» **Exercise**: Pull each line holding "group" out of the entries below.

» **Web page and app entries**:
************

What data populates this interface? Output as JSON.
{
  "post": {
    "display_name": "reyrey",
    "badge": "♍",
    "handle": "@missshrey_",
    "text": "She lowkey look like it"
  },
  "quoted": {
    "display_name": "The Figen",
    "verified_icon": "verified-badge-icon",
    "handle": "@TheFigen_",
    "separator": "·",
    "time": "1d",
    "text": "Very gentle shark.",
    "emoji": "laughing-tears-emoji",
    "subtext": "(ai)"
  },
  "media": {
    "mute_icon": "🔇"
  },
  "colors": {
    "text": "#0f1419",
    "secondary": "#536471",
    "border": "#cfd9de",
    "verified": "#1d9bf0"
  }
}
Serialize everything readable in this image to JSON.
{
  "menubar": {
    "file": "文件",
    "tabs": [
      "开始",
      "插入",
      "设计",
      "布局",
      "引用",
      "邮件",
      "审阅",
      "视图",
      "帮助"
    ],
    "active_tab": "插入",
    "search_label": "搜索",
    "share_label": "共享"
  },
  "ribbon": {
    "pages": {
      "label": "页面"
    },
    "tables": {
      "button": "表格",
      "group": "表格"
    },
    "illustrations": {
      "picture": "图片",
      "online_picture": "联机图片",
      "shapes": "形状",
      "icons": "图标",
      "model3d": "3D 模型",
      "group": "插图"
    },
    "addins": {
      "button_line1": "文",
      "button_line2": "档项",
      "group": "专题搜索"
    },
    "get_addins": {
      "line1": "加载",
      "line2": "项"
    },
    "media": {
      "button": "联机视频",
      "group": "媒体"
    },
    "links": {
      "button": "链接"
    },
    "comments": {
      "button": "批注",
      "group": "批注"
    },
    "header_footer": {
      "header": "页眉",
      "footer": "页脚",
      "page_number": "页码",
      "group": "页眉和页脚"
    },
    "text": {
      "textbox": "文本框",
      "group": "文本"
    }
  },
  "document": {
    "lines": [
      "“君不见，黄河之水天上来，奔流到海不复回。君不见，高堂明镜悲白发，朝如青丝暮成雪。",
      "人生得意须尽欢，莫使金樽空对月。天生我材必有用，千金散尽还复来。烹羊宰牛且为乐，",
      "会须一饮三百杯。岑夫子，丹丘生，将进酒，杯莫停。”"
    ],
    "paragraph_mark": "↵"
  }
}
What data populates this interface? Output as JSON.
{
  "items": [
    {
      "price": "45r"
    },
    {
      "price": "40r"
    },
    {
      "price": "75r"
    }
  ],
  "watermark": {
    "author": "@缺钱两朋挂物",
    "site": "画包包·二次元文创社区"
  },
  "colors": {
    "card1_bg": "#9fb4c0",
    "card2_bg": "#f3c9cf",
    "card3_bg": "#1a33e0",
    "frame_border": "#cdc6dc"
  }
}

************

» **Response below**:
      "group": "表格"
      "group": "插图"
      "group": "专题搜索"
      "group": "媒体"
      "group": "批注"
      "group": "页眉和页脚"
      "group": "文本"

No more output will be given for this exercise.